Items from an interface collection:

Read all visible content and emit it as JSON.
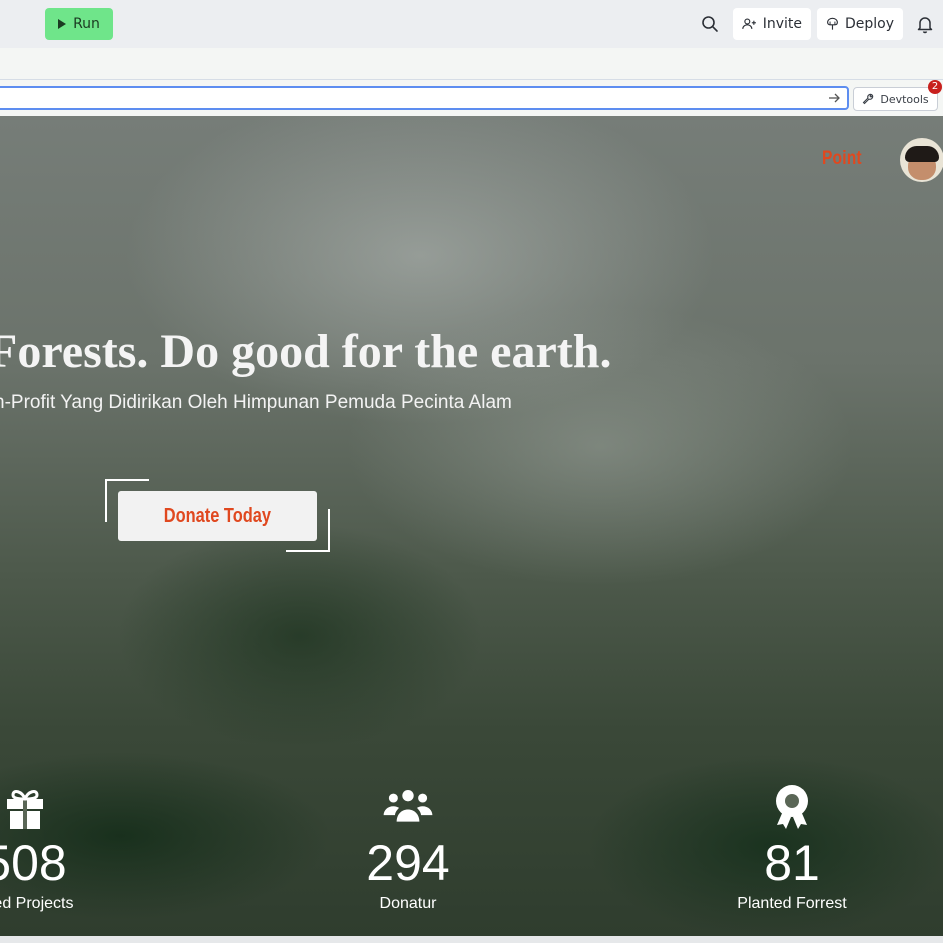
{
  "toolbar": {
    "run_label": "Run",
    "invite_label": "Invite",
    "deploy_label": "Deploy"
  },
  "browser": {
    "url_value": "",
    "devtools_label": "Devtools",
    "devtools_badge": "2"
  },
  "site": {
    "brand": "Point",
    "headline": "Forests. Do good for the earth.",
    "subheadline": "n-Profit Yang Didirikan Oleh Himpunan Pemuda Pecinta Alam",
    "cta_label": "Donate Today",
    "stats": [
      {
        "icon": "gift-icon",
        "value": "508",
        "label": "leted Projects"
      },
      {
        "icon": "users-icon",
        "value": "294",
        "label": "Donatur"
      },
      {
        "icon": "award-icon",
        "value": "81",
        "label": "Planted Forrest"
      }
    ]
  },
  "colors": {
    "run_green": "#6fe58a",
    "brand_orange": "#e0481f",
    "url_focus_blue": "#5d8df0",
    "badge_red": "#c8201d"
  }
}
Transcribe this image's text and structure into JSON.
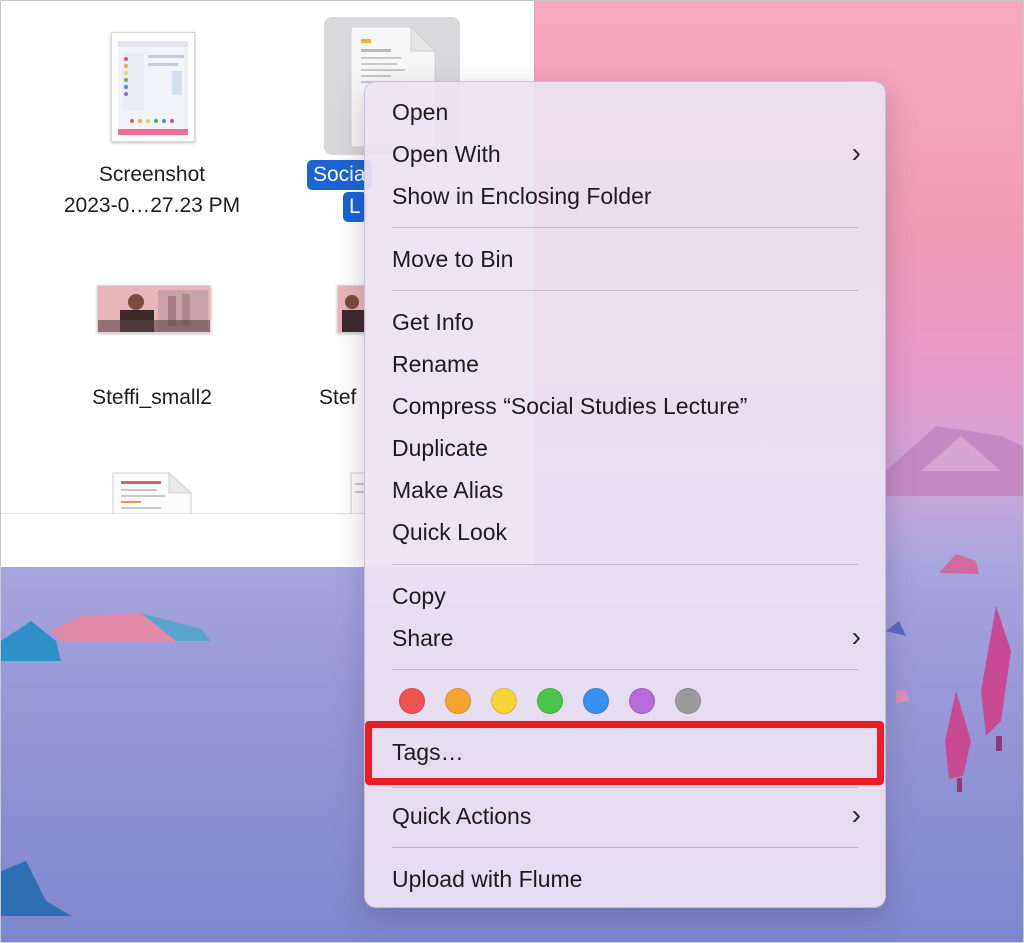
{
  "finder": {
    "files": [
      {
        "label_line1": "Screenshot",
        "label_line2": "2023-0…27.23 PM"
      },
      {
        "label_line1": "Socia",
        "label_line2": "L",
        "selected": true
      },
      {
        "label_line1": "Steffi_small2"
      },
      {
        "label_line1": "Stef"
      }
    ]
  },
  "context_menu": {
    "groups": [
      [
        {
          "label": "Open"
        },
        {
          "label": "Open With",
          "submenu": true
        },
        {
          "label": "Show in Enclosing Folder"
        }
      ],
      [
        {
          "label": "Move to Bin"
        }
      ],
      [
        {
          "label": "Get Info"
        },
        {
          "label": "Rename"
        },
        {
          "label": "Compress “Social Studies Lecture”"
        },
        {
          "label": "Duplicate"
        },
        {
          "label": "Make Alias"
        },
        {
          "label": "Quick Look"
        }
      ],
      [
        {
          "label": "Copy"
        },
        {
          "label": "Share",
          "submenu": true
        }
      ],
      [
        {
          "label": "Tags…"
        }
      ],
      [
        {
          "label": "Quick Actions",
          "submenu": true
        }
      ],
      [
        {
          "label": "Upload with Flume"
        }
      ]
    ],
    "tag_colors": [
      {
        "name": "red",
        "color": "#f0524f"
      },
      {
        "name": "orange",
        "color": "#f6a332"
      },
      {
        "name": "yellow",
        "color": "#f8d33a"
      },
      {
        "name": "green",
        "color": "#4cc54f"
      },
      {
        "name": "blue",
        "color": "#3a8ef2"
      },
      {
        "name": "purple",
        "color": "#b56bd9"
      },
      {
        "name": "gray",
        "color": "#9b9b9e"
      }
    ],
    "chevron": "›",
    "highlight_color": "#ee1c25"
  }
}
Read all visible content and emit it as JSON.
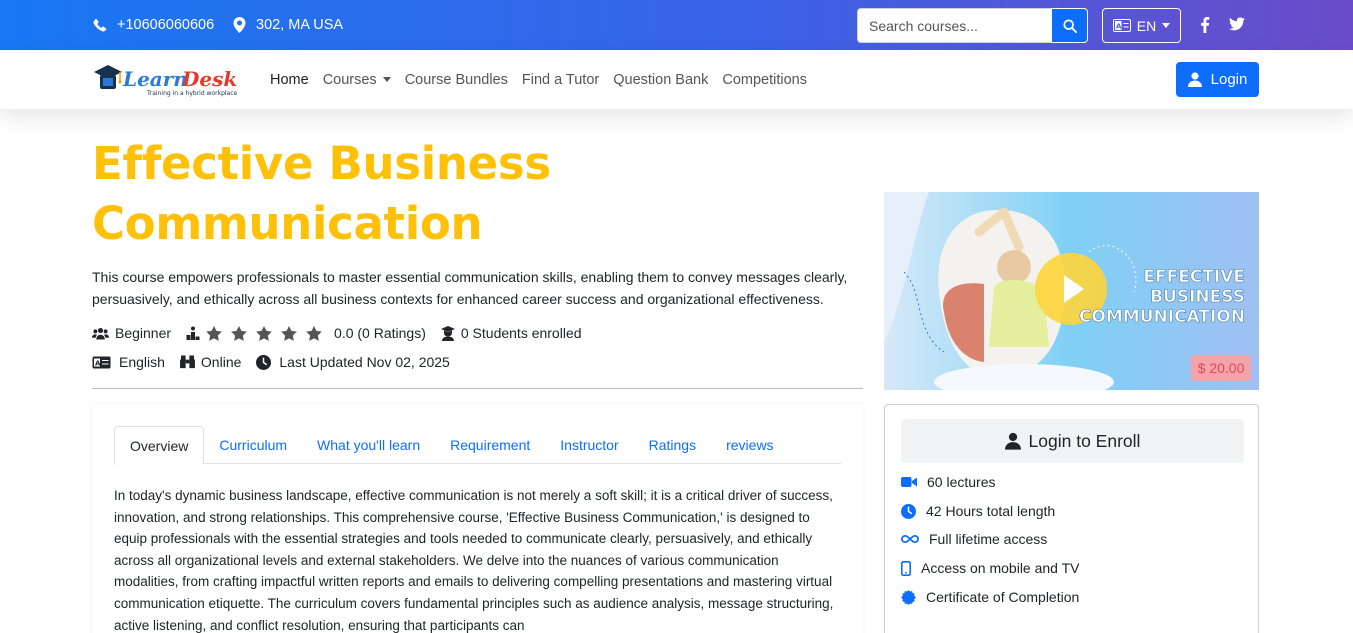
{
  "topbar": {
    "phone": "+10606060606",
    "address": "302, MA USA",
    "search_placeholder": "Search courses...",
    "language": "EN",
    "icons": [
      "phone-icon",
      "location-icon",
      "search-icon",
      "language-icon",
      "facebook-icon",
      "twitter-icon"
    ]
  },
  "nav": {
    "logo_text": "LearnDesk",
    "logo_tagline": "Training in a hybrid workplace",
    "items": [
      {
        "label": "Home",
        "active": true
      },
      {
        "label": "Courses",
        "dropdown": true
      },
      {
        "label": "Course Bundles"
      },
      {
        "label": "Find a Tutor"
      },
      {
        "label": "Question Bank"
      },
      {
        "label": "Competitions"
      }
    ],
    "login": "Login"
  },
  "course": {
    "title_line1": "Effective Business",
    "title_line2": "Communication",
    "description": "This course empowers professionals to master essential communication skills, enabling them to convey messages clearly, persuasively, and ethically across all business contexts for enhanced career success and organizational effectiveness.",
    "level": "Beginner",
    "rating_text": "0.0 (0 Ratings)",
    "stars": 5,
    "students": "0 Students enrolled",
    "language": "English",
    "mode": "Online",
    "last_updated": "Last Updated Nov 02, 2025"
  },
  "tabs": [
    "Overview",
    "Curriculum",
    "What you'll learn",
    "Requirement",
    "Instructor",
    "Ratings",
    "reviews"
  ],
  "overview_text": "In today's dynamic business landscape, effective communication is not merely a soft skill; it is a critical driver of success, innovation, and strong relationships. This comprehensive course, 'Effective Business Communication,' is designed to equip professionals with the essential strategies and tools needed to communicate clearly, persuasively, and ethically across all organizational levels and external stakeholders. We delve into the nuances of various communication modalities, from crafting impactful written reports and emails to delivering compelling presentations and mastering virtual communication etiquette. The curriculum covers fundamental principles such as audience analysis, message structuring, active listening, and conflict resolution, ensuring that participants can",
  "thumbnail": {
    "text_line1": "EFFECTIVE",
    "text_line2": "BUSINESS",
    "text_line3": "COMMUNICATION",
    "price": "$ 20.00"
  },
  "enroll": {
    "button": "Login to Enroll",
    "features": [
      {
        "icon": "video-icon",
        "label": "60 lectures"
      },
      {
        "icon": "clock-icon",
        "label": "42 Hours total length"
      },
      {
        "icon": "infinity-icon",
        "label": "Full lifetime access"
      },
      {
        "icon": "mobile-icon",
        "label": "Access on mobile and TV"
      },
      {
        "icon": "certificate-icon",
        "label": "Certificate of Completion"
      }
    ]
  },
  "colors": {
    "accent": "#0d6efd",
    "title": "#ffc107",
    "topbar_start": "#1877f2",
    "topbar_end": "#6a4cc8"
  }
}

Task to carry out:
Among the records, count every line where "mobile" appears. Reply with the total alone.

Result of the task:
2